• **Input for this task**:
————————
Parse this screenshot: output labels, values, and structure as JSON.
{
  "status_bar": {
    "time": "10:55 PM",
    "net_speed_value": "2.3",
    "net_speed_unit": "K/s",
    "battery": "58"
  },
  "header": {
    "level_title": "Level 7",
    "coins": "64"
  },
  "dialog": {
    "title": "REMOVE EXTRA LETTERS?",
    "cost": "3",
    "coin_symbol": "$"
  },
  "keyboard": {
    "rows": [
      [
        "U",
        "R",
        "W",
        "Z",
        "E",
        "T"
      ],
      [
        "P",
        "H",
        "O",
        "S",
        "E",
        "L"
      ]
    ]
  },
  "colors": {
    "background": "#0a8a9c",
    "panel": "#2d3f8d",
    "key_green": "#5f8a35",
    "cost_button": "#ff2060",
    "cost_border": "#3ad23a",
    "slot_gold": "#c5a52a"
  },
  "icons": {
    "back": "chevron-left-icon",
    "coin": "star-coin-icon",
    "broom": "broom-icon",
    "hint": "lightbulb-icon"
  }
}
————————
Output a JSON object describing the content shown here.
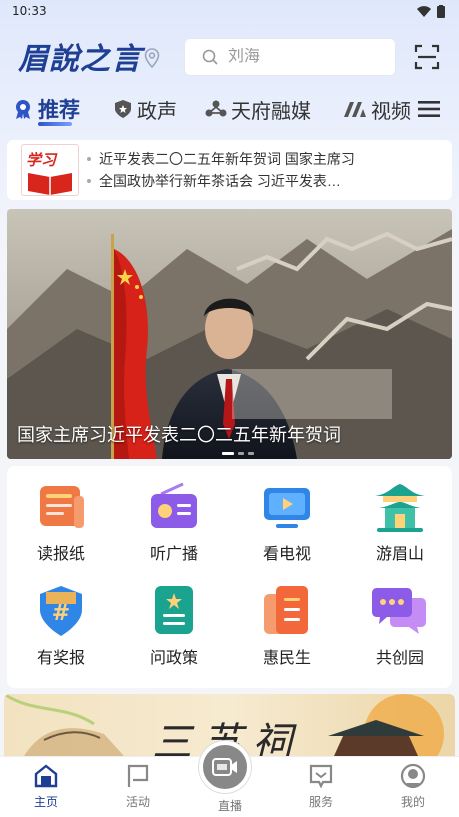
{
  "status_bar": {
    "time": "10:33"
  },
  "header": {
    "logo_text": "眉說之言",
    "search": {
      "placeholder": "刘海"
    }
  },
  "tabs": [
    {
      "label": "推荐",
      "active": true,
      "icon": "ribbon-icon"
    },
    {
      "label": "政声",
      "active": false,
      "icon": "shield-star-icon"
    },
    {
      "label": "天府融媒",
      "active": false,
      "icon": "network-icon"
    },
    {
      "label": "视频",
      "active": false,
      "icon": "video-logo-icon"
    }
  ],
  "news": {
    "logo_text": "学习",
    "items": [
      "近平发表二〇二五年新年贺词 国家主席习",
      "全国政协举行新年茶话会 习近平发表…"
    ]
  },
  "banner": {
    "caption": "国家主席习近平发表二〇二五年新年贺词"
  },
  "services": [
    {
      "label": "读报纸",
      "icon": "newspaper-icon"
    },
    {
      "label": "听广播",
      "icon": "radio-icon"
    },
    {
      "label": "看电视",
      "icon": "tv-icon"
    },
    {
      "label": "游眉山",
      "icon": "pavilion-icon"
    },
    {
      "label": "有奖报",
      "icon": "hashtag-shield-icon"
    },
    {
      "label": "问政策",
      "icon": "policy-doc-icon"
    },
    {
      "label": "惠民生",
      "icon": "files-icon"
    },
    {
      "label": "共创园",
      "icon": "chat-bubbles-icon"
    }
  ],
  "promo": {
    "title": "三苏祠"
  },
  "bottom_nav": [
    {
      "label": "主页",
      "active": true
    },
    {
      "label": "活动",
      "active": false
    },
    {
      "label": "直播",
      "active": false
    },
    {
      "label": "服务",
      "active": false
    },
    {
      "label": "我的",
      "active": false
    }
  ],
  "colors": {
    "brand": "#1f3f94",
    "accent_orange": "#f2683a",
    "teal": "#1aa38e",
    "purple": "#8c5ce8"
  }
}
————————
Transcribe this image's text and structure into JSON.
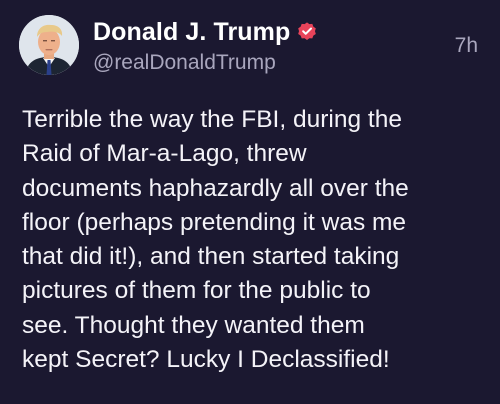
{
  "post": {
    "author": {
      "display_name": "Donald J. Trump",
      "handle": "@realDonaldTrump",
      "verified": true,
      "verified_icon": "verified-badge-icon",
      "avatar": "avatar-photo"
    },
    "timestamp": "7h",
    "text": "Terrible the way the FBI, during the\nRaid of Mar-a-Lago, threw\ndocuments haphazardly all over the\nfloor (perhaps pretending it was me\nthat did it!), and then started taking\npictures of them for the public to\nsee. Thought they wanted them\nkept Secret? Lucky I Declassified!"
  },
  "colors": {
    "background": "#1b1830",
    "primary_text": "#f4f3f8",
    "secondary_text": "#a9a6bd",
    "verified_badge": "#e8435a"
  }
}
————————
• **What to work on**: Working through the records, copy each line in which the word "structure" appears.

• **Output of the exercise**:
Parse this screenshot: output labels, values, and structure as JSON.
Transcribe this image's text and structure into JSON.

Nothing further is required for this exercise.